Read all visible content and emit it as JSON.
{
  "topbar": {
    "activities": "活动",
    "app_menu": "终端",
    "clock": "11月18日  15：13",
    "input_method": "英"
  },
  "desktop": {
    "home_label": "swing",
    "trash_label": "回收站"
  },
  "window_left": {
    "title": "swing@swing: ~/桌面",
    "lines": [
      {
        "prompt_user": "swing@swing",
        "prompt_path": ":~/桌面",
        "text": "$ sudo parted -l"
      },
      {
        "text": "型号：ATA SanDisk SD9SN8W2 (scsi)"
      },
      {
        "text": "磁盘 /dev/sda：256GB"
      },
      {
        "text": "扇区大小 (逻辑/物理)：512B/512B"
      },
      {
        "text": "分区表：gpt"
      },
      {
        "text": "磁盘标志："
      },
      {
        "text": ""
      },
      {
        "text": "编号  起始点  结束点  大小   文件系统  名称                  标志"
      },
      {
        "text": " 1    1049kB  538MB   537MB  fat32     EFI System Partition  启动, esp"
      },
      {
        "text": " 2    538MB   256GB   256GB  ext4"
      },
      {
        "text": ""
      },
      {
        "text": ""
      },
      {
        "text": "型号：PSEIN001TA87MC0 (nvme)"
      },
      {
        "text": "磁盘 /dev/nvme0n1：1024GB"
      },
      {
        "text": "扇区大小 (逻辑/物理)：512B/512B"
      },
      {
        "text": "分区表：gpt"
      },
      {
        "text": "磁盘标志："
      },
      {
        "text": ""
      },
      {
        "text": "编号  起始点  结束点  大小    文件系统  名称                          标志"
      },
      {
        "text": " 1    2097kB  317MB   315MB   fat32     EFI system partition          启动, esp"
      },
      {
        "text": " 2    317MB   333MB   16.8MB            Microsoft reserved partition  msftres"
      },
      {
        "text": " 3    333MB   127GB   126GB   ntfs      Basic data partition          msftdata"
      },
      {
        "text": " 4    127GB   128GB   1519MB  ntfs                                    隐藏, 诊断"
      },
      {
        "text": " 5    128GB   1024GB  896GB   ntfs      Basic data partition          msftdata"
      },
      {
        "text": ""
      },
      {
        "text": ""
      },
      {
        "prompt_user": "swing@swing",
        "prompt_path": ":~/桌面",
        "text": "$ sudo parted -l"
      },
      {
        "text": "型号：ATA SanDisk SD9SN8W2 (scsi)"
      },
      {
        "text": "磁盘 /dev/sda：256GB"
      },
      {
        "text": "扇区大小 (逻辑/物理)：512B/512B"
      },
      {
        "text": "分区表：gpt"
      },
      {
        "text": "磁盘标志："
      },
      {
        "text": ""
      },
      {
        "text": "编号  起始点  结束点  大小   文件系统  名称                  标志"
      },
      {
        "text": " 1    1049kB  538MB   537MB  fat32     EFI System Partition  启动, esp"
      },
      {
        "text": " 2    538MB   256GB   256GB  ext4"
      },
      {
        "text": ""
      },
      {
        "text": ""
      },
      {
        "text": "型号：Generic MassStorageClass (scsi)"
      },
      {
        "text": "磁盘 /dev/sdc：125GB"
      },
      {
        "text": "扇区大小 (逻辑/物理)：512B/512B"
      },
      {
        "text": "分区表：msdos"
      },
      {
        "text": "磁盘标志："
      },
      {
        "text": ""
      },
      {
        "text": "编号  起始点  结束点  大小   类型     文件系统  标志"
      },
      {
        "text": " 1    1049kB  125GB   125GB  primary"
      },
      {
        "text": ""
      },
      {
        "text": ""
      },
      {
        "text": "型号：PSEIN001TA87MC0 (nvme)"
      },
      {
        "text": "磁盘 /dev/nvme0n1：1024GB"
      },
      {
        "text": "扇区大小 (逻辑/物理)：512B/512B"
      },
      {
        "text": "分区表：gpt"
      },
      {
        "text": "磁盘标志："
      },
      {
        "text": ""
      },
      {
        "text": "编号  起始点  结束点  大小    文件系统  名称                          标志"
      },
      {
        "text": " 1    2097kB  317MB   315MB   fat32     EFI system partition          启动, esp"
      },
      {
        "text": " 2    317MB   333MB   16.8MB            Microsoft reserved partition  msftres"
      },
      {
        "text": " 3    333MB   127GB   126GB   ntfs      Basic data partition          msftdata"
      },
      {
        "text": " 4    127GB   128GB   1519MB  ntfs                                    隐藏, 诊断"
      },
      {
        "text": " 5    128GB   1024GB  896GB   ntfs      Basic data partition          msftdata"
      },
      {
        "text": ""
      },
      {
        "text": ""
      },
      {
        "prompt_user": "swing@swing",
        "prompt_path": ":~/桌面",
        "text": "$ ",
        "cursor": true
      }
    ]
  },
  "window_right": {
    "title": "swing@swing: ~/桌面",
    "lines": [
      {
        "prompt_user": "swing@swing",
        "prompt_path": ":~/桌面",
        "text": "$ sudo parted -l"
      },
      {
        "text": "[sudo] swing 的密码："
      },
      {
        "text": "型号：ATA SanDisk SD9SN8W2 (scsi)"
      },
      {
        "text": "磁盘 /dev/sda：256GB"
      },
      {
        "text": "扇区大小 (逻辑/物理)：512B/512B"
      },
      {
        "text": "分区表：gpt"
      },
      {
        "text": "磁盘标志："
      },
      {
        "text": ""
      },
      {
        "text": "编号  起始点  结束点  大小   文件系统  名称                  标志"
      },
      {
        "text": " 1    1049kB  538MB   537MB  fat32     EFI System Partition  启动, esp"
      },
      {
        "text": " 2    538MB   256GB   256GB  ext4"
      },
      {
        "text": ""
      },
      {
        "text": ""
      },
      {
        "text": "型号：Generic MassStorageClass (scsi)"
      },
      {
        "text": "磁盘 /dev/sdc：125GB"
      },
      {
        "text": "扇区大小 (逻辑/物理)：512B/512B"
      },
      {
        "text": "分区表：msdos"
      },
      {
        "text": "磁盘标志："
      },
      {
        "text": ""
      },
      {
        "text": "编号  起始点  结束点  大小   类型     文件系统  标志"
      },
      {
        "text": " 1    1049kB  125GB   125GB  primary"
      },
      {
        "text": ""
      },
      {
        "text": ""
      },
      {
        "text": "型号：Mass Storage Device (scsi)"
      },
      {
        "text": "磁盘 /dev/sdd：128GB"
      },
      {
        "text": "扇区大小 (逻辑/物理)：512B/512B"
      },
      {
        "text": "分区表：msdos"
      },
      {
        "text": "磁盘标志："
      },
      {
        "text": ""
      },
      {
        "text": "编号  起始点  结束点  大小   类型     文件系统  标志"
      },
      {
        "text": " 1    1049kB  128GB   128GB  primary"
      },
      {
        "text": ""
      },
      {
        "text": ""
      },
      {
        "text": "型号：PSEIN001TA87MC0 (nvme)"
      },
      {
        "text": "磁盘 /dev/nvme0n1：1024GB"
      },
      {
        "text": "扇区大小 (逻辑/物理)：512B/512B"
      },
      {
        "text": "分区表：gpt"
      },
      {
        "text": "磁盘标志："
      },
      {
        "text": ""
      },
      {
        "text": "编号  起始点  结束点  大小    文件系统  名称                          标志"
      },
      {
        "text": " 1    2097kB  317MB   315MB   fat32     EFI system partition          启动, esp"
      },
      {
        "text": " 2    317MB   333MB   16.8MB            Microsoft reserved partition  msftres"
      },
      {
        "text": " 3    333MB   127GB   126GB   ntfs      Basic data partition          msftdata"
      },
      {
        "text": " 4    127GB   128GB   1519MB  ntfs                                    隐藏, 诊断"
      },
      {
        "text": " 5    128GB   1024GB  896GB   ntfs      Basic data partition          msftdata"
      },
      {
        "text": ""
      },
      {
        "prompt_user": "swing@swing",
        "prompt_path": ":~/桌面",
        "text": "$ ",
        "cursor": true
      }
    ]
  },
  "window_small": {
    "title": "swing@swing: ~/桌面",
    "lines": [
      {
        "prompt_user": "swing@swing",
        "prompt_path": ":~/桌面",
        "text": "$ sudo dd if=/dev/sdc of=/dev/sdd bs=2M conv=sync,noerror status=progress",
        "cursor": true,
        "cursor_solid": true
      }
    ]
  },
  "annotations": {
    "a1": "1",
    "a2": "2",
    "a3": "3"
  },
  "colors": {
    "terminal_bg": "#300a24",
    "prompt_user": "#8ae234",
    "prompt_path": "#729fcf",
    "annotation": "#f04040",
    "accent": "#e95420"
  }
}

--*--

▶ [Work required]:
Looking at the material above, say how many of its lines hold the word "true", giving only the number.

▶ [Your response]:
4